Soon, the drill master brings the band to a halt with his whistle. The problem isn’t the music, which the band has practiced for months, but the moves it’s trying to do along with the music. The band seems a bit lost, unsure of where to step. John grabs the drill master, and they huddle over his notes.
Launching back into the routine, the band makes it from “You’re a Grand Old Flag” into “Yankee Doodle Dandy” before the whistle sounds. Adjustments are made and the band starts again. Then comes another stop, another start, and yet another stop. This is how the sausage is made, the hard, nitty-gritty work needed to perfect a routine.
During one of the stops, I talk with Bob. He’s in his 70s and recovering from back surgery, so he’s sitting in a folding chair. He says that the band has better “blend” this year, that last New Year’s they were too “bottom heavy” with not enough alto saxes. Things definitely have been out of sorts with the band in recent years.

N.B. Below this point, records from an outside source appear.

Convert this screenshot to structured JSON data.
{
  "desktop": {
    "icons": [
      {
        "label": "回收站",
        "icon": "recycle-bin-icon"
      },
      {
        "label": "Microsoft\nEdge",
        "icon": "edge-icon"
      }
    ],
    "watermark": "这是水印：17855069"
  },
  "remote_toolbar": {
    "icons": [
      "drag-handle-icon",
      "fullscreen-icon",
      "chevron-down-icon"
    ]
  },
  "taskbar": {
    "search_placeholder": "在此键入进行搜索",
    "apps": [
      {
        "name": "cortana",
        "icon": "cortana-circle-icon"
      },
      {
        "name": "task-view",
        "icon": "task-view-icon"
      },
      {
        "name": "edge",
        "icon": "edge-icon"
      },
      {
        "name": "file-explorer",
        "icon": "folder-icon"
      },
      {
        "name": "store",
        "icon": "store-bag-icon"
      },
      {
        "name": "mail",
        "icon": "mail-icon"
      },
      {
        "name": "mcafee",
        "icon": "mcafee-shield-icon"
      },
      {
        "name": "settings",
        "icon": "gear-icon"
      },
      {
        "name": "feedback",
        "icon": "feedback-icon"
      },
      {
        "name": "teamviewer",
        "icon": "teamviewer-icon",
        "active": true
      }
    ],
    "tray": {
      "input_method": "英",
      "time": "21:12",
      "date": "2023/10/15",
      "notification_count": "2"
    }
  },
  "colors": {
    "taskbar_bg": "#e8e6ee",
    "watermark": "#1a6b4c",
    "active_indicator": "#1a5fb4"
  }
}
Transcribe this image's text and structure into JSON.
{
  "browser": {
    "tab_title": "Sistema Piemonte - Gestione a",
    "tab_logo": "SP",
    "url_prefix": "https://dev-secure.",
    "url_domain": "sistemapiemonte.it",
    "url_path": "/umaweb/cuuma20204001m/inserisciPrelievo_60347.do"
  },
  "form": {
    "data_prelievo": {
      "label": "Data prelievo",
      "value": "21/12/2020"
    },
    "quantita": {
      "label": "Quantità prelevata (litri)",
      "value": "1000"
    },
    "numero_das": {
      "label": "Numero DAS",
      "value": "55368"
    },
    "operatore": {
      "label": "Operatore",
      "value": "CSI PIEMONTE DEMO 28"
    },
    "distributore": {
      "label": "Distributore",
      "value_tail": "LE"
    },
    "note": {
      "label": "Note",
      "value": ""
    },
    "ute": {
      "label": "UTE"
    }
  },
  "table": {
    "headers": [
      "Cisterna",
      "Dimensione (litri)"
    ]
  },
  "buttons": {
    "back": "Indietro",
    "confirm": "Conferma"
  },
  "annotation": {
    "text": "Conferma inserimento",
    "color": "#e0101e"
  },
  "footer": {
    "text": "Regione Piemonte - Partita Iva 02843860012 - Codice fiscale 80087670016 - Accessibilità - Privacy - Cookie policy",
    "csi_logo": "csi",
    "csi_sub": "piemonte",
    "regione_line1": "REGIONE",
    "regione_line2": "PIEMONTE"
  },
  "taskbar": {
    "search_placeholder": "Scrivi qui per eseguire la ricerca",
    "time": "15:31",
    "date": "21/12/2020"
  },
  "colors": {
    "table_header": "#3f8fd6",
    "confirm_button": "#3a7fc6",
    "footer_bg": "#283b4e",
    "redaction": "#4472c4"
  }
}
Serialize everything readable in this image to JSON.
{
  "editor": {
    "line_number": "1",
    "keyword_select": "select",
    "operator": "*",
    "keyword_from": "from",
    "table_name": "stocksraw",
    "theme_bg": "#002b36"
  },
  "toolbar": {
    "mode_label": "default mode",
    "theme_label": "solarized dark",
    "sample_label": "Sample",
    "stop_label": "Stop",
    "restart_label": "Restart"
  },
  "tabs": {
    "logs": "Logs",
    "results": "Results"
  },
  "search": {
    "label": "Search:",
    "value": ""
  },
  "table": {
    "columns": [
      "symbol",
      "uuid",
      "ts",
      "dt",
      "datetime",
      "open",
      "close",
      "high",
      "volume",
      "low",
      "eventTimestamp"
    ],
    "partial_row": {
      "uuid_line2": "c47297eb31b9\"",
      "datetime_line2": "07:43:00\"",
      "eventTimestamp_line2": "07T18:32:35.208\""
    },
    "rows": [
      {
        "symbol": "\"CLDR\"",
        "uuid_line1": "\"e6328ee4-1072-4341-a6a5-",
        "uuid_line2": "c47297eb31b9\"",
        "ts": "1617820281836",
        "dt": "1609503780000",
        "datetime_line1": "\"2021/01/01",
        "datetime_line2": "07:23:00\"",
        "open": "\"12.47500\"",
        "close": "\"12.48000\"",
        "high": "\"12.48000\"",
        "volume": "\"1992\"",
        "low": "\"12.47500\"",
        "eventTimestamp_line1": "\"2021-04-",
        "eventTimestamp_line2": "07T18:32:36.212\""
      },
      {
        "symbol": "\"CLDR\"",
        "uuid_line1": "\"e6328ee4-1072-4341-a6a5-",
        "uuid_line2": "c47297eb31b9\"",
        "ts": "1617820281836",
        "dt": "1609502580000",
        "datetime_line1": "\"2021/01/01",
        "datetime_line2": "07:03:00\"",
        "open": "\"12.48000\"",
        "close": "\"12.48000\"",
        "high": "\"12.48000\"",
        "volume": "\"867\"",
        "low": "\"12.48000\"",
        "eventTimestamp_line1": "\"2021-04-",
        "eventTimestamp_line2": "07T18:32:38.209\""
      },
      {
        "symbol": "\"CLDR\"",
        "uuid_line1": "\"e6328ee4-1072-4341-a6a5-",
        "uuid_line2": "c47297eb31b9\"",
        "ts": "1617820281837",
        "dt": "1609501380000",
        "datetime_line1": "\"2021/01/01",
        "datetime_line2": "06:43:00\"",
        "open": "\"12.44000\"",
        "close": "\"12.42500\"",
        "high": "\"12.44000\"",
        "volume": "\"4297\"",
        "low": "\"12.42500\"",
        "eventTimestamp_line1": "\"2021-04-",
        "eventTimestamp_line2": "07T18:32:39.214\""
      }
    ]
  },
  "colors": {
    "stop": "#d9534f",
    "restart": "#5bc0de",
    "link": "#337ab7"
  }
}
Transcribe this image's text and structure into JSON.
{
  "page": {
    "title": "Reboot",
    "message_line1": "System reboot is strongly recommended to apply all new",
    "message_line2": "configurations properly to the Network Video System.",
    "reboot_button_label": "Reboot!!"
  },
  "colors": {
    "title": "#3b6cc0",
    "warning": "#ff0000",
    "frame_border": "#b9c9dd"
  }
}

Putting on a New Year’s routine is expensive, and Greater Kensington has had money troubles. Other bands also have lured away a bunch of members. The post-parade party at the band’s clubhouse has seemed subdued lately, as if the bar closed early and the good times came and went out the door.
Sometimes I wonder if the problems at Greater Kensington run deeper. The string bands draw their members and spirit from the city’s neighborhoods, but are those communities holding together or are they fraying? What if people leave the hood, scatter to the suburbs, and simply watch the parade on TV? Where does that leave the bands? Some still have plenty of great musicians, but others don’t.
Not that I can lecture anyone for moving away, now that I live 300-plus miles from home in a state where most people have never heard of the Mummers.
As I talk to Bob, John wanders over. “It’s cold out here,” I say, stating the obvious. “Yeah,” he says. Bob and John start reminiscing about the band’s glory years. Back in 2001, John says, Greater Kensington finished second, just a half point out of first place. “We should have won it that year,” he says. This year, there is no talk of winning. Out of the 18 clubs, the band will probably finish in the bottom third.
Still, Greater Kensington is full of true believers, people willing to rehearse for hours under a freeway on a wet day. I finally can stand only so much cold, and with my time in Philly growing short, I say goodbye to John. I’m not sure when I’ll see him again. I’m not sure when I’ll see Greater Kensington perform again either, but as I walk to my car a block or two away, the sound of the saxophones trails after me.